On Tuesday night, ABC will broadcast a special Nightline episode filmed at Foxconn's facilities in Shenzhen and Chengdu, China, exploring the working conditions at the company's factories. That's been a hot topic of discussion for a while now, and thanks to assistance from Apple and Foxconn, ABC has secured rare access to the production lines on which iPads and iPhones are made. As a prelude to the full episode on Tuesday, today some of the findings have been disclosed in a piece on the ABC News website.

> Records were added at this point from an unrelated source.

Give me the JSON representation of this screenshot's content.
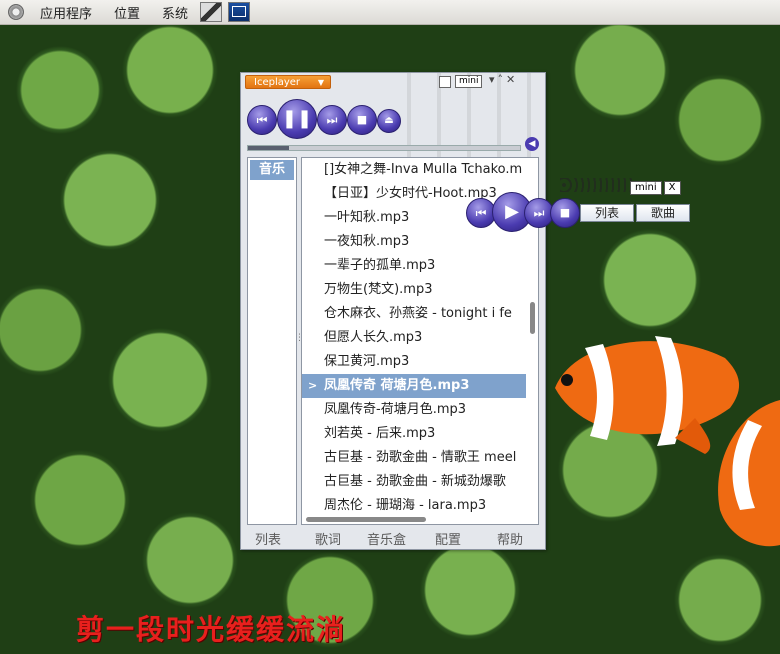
{
  "topbar": {
    "menus": [
      "应用程序",
      "位置",
      "系统"
    ]
  },
  "player": {
    "title": "Iceplayer",
    "mini_label": "mini",
    "window_icons": "✕",
    "progress": 0.15,
    "sidebar_tab": "音乐",
    "playlist": [
      "[]女神之舞-Inva Mulla Tchako.m",
      "【日亚】少女时代-Hoot.mp3",
      "一叶知秋.mp3",
      "一夜知秋.mp3",
      "一辈子的孤单.mp3",
      "万物生(梵文).mp3",
      "仓木麻衣、孙燕姿 - tonight i fe",
      "但愿人长久.mp3",
      "保卫黄河.mp3",
      "凤凰传奇   荷塘月色.mp3",
      "凤凰传奇-荷塘月色.mp3",
      "刘若英 - 后来.mp3",
      "古巨基 - 劲歌金曲 - 情歌王 meel",
      "古巨基 - 劲歌金曲 - 新城劲爆歌",
      "周杰伦 - 珊瑚海 - lara.mp3"
    ],
    "selected_index": 9,
    "selected_marker": ">",
    "bottom_nav": [
      "列表",
      "歌词",
      "音乐盒",
      "配置",
      "帮助"
    ]
  },
  "mini_player": {
    "mini_label": "mini",
    "close_label": "X",
    "list_button": "列表",
    "lyrics_button": "歌曲"
  },
  "caption": "剪一段时光缓缓流淌",
  "colors": {
    "accent_orange": "#e27412",
    "selection_blue": "#7fa2cc",
    "control_purple": "#4a3bb0",
    "caption_red": "#e8201d"
  }
}
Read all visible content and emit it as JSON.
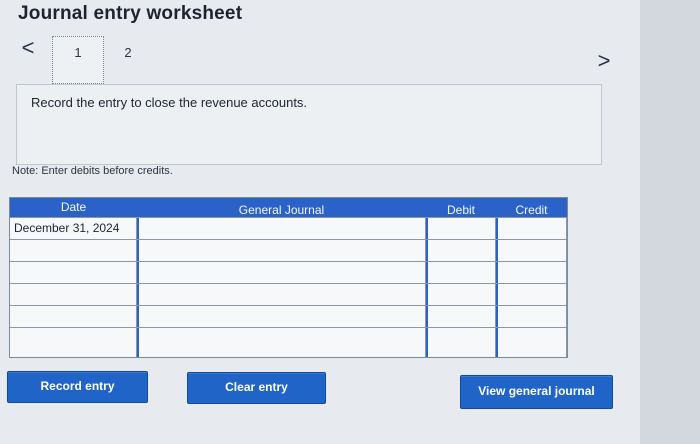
{
  "header": {
    "title": "Journal entry worksheet"
  },
  "navigation": {
    "prev_icon": "<",
    "next_icon": ">",
    "steps": [
      {
        "label": "1",
        "selected": true
      },
      {
        "label": "2",
        "selected": false
      }
    ]
  },
  "prompt": {
    "text": "Record the entry to close the revenue accounts."
  },
  "note": {
    "text": "Note: Enter debits before credits."
  },
  "table": {
    "headers": {
      "date": "Date",
      "general_journal": "General Journal",
      "debit": "Debit",
      "credit": "Credit"
    },
    "rows": [
      {
        "date": "December 31, 2024",
        "general_journal": "",
        "debit": "",
        "credit": ""
      },
      {
        "date": "",
        "general_journal": "",
        "debit": "",
        "credit": ""
      },
      {
        "date": "",
        "general_journal": "",
        "debit": "",
        "credit": ""
      },
      {
        "date": "",
        "general_journal": "",
        "debit": "",
        "credit": ""
      },
      {
        "date": "",
        "general_journal": "",
        "debit": "",
        "credit": ""
      },
      {
        "date": "",
        "general_journal": "",
        "debit": "",
        "credit": ""
      }
    ]
  },
  "buttons": {
    "record_entry": "Record entry",
    "clear_entry": "Clear entry",
    "view_general_journal": "View general journal"
  },
  "colors": {
    "accent": "#1f64c6",
    "header_blue": "#2b62c7",
    "background": "#e7eaee"
  },
  "icons": {
    "prev": "chevron-left-icon",
    "next": "chevron-right-icon"
  }
}
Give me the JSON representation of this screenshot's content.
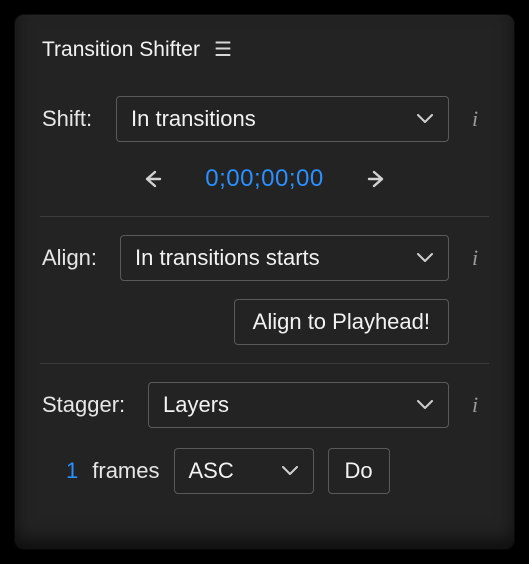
{
  "title": "Transition Shifter",
  "info_glyph": "i",
  "shift": {
    "label": "Shift:",
    "select": "In transitions",
    "timecode": "0;00;00;00"
  },
  "align": {
    "label": "Align:",
    "select": "In transitions starts",
    "button": "Align to Playhead!"
  },
  "stagger": {
    "label": "Stagger:",
    "select": "Layers",
    "count": "1",
    "units": "frames",
    "order": "ASC",
    "go": "Do"
  }
}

In speaking to workers from the production line, Bill Weir gathers a pretty bleak picture of the mental state of someone working at Foxconn: the fast pace of work doesn't allow for much distraction and the one interviewee who does report her mind straying from work says it only moved to the matter of how tired she was. The end result is that "soul-crushing boredom and deep fatigue" have to be overcome on a daily basis, while dorms are unsurprisingly described as cramped and lacking privacy. Overtime opportunities and pay are scarce, resulting in many people coming and going, however Foxconn jobs remain highly sought after. ABC shows masses of people gathered outside Foxconn's plant, looking to get a job inside.
While acknowledging that Foxconn, China's biggest employer after the country's government, produces consumer electronics for all sorts of brands — including Sony, Dell, HP, Motorola, and Microsoft — ABC's focus seems firmly fixed on Apple's relationship with Foxconn, which does appear to be more active than the other companies. When the spate of worker suicides occurred in 2010, for example, it was Apple's Tim Cook that "rallied a team of psychiatric experts," which in turn proposed the safety nets around dormitories to catch suicide jumpers.
Finally, Weir and his team touch on the difficulty of conducting any audits of employment conditions at these factories, as the pressure to keep a coveted job may often discourage workers from being too candid about how that job is done. That issue is compounded by the lack of any collective bargaining powers at Foxconn, though an official from the company says he sees "hope" for the current labor unions to become freely elected and gain more influence, but "it's not here yet." Hit the source link to read the full account.
Update: ABC has now also added a gallery of images grabbed from Foxconn's production plants.